De-Compiling Unity Games

De-Compiling Unity Games

Before we start:

Do not use this to pirate games or build them and publish them with a slight change. De-compiling games and importing them back into Untiy might also break the terms of service of some games like Phasmophobia. You have been warned.

Now that that's over with though, lets begin.

Part One: Where Do I Even Start?

So slight fun story, I only figured this out because I wanted to dump the music of a unity game. Anyways.

First off you're going to need unity. Grab Unity hub from the website and install it. Now, for this example I'm going to use a free game on mainly because I don't want to get dunked on by some random game developer. The game I am going to be de-compiling is Five Night's At Freddy's In Unity.

Go ahead and download AssetRipper. This tool is going to do all the heavy lifting for us and make our life a lot easier. Once you've extracted the latest release into a folder.

Once you've got the program open. Drag and drop the game folder in like this. AssetRipper should detect everything automatically.

Once its loaded and done everything. Click on the unity version in the top left and select download. Here it says "Unity 2020.3.18" but it could vary from game to game. Once the unity webpage has loaded, click on the "install this version with Unity Hub" text and it should automatically install that version of Unity in Unity Hub. You don't need anything fancy / extra added with the unity installation so just click next until it starts installing.


While its installing the Unity version, go back to asset ripper and click on export. This is going to export all the game files from the game as well as prepare it for importing it back into Unity later on. This could take a while depending on how good your PC is and how big the game is.

If you encounter any errors while extracting, make sure you left all the settings in the beginning screen on default. Different settings might mess with the exporting a bit.

But, now that we finally have the game files, lets move on to:

Part Two: Importing The Game Back Into Unity

After you've exported the game files and installed the correct unity version of the game, its time to open up Unity and import the game.

Now, don't open the game directly but first open up unity hub and add the game there as a new "project".

The folder name should be the same as the game name but that's not the folder you want to choose. The folder you want is called "Exported Project", select that one and import it into Unity Hub. Unity Hub should have already given it the right Unity version to start with. If it didn't, make sure you installed the correct unity version.

Once you've done that, open up the project. Again, depending on how good your computer is this might take a while.

It'll most likely give you a warning about the project containing compilation errors and it will ask you to open in safe mode. Go ahead and do so.

Once Unity is open, it'll give you a big screen with loads of errors on it. You can mostly ignore all of them and just focus on the bottom part of the screen where it shows you your "assets".

If you right click in this field it should give you an option to open in explorer, go ahead and do so.

You'll now be brought to the project folder. Navigate your way into the Assets folder and then find the scripts folder. Make a backup of this folder somewhere and then delete it from the assets folder. Make sure to also delete the .meta file that Unity creates of the folder. With this still in place Unity is going to get confused.

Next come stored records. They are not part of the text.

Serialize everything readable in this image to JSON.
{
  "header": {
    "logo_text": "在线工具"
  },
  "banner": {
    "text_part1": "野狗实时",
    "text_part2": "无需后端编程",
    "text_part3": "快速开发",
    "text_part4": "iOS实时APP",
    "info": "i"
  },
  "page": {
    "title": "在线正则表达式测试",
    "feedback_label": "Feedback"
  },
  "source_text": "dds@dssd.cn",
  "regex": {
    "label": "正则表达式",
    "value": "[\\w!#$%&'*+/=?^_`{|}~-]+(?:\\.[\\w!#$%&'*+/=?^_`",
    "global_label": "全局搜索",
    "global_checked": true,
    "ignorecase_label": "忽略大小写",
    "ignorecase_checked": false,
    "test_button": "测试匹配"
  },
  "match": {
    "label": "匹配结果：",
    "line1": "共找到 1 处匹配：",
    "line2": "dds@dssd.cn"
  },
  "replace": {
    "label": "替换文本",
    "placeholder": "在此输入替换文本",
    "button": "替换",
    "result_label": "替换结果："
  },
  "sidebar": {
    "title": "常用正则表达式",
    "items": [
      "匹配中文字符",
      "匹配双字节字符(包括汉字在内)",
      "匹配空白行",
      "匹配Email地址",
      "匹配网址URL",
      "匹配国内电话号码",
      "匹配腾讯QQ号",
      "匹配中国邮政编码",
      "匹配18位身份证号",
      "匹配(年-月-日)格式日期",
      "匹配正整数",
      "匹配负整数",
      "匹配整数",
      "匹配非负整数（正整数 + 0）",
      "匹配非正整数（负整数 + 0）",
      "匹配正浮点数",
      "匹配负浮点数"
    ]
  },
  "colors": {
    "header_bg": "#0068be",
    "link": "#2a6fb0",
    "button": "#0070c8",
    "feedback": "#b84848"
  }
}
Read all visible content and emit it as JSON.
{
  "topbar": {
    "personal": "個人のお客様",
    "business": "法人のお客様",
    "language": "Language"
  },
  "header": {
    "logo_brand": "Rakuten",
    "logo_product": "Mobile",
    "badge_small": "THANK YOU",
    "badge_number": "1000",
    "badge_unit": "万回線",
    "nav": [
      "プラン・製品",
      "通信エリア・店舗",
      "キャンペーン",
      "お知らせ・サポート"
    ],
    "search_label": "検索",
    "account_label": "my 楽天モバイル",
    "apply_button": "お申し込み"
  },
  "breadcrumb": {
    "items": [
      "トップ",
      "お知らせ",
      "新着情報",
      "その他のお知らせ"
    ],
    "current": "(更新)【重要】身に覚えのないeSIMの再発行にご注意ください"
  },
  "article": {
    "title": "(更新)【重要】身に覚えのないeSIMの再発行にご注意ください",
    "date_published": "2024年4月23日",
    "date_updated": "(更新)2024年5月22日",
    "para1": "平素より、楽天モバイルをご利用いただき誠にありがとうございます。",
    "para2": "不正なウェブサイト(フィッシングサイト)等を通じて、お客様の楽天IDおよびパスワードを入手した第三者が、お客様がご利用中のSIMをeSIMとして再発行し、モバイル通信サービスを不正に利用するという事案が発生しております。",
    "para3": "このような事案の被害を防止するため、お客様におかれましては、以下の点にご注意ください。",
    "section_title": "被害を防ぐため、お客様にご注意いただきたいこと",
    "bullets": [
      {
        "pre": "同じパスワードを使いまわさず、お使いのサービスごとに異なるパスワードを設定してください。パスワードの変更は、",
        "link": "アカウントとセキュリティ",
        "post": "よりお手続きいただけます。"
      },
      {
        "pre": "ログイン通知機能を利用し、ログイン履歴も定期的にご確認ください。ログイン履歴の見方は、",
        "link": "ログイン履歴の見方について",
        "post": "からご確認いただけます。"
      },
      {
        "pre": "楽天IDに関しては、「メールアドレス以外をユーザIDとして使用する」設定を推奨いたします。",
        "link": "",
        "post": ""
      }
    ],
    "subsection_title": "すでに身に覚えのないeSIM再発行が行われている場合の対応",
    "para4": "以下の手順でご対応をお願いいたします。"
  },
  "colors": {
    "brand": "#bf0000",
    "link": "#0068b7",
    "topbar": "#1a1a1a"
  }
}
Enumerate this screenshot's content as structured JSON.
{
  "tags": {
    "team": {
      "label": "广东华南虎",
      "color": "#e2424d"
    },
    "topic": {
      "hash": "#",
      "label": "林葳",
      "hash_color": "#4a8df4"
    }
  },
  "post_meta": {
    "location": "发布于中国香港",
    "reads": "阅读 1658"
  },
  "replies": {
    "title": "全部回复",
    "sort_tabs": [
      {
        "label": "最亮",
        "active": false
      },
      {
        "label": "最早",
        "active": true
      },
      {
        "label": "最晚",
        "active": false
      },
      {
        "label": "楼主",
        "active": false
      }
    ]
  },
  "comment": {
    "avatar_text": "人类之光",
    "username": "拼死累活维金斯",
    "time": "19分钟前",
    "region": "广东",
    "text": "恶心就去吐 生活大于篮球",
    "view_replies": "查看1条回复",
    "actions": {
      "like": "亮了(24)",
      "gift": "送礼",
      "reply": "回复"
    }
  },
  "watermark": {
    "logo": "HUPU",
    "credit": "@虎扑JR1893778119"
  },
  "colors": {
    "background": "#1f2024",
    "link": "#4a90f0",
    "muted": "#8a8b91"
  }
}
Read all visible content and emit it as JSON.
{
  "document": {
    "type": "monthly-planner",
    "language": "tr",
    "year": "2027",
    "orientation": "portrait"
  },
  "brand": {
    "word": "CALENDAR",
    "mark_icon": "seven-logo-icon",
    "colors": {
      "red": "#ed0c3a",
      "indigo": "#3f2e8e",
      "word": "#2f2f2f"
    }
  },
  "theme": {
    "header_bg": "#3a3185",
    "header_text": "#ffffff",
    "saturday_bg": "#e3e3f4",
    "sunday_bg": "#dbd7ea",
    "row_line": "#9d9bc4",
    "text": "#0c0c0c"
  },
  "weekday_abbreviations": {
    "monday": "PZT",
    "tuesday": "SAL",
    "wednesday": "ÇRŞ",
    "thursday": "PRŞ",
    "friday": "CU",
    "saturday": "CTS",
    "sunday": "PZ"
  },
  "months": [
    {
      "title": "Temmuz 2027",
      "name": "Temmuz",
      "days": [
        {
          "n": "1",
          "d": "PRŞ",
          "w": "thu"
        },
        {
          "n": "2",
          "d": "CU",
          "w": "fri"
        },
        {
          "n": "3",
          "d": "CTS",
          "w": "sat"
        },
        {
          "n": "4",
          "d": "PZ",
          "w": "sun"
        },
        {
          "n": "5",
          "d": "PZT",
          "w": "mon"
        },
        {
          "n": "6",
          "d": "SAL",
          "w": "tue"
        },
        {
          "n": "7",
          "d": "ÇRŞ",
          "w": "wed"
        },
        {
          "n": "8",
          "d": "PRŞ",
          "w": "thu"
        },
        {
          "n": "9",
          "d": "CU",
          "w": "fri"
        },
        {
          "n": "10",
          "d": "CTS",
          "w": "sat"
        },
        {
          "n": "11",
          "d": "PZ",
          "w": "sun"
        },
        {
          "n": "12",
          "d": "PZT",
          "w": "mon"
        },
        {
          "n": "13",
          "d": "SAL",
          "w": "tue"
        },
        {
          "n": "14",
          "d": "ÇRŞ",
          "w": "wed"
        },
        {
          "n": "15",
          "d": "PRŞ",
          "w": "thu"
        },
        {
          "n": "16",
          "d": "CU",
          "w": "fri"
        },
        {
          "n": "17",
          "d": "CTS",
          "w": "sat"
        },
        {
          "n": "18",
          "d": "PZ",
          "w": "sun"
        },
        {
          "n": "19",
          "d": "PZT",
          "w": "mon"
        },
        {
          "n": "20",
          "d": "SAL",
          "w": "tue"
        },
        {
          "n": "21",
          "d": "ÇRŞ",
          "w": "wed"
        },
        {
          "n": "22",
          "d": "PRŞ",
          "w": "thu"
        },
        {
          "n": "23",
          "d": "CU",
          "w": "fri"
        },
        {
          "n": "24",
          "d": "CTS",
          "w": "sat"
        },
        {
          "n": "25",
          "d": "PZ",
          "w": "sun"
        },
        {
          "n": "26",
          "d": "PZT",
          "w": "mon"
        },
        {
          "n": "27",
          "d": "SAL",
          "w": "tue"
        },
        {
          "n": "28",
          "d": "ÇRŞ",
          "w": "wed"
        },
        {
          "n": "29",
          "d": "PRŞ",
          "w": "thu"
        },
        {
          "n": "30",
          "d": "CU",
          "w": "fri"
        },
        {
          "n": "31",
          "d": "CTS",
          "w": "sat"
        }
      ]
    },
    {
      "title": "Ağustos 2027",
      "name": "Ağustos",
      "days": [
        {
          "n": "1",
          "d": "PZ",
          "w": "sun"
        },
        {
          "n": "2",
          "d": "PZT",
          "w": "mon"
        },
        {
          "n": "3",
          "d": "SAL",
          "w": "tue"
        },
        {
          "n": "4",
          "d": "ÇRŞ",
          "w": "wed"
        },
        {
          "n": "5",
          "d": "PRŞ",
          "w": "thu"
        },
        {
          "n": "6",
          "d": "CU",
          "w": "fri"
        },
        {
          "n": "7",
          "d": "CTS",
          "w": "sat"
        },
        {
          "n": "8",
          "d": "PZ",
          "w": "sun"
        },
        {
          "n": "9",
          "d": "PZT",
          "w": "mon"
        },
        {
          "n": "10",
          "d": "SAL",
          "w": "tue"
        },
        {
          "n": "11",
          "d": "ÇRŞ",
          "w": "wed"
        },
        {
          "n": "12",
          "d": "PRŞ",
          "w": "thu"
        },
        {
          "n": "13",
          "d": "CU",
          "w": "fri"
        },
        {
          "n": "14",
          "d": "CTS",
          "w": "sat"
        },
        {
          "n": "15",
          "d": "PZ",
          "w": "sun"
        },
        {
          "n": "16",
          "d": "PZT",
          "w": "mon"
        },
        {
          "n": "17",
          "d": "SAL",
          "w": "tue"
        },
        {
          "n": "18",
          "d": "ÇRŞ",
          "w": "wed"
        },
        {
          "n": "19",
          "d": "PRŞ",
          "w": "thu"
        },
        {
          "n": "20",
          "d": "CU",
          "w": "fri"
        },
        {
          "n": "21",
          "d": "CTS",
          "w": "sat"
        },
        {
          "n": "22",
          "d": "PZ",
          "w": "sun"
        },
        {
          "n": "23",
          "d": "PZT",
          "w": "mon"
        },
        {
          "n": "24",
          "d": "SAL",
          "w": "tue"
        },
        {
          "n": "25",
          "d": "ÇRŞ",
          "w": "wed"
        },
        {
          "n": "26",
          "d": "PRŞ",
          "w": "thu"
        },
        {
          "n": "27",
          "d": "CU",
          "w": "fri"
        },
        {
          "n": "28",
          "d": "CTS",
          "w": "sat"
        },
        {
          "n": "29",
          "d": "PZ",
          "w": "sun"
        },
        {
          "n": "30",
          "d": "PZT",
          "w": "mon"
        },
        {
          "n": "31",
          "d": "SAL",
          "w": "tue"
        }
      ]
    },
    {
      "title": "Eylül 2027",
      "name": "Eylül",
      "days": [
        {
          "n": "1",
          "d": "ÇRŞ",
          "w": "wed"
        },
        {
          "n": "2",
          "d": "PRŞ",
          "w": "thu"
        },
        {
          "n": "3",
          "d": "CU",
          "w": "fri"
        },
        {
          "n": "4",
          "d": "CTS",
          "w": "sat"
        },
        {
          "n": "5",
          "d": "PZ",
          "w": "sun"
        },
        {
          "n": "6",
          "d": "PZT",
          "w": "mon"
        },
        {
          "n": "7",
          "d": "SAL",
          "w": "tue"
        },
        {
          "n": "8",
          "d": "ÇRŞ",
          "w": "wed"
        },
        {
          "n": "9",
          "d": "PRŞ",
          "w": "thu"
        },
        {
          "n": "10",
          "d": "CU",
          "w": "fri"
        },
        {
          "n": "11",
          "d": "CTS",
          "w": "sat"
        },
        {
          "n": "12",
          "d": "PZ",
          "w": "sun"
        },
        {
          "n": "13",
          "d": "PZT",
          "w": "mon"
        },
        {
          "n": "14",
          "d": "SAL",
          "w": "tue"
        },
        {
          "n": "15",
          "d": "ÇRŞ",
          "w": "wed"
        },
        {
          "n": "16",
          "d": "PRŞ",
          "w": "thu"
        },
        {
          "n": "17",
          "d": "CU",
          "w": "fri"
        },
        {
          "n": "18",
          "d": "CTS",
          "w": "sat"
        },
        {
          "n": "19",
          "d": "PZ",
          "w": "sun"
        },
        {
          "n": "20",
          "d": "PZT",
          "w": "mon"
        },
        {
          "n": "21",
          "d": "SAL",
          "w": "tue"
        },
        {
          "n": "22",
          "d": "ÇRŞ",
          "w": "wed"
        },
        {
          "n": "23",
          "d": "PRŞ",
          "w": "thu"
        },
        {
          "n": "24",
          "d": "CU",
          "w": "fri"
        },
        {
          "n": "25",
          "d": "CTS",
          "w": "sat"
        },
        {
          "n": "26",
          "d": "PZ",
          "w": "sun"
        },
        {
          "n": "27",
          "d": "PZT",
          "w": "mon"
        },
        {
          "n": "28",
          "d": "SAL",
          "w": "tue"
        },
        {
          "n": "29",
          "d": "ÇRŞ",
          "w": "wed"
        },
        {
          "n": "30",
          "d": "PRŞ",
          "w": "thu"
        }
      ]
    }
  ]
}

After that click back into Unity and it should start doing something.

After that's done you might be left with just an empty window like this:

This is fine, go ahead and click on the folder labeled "Scenes" below. This should show you all the maps that the game has. I'll just open "FNAFPizza1" here.

And there we go! That's the game imported back into unity, or at least somewhat. To get it "running" we'll still have some extra work to do.

Part Three: Getting The Game Running

This part really depends per game on how difficult it is to actually get the game back into a "running" state. I've put running in quotes because I see running as the game running and not throwing 60 errors upon running the project. This might not mean that you'll be able to play the game but it will mean you'll get to look at the games animations in the editor itself instead of having to export them out of Unity.

Now, to get the game running you have to mess with scripts a bit. Asset Ripper will rip everything that was shipped with the game, sometimes including (broken) unity packages. The first thing you want to do is right click in the assets folder and click "show in explorer". This will open an explorer window in the de-compiled game's directory. Navigate to assets/scripts/ and take a note/screenshot of all the folders that are there. For this game in particular I've taken a screenshot.

Once you've taken a screenshot of this folder, copy everything to another place that isn't the game's directory. Then delete the entire folder. If you then click back into Unity you'll see that unity should start processing the files once again. Once its done that. Check if there are any errors/things in the console. If  you are using a different game, now is the time for yourself to figure out what the game is trying to do and why it isn't running. Usually from looking at the console you get a good understanding of what is going wrong.

As for the game I'm using here today, there are no errors upon deleting everything in the scripts folder and...


The game runs!

Closing Thoughts

De-compiling Unity games is hard. Sometimes you'll get a game that runs perfectly with barely any modifications and other times you'll get game that will crash the Unity editor. It really is a hit or miss with every game.

If you have any questions/improvements feel free to join our discord server at:

Thanks for reading!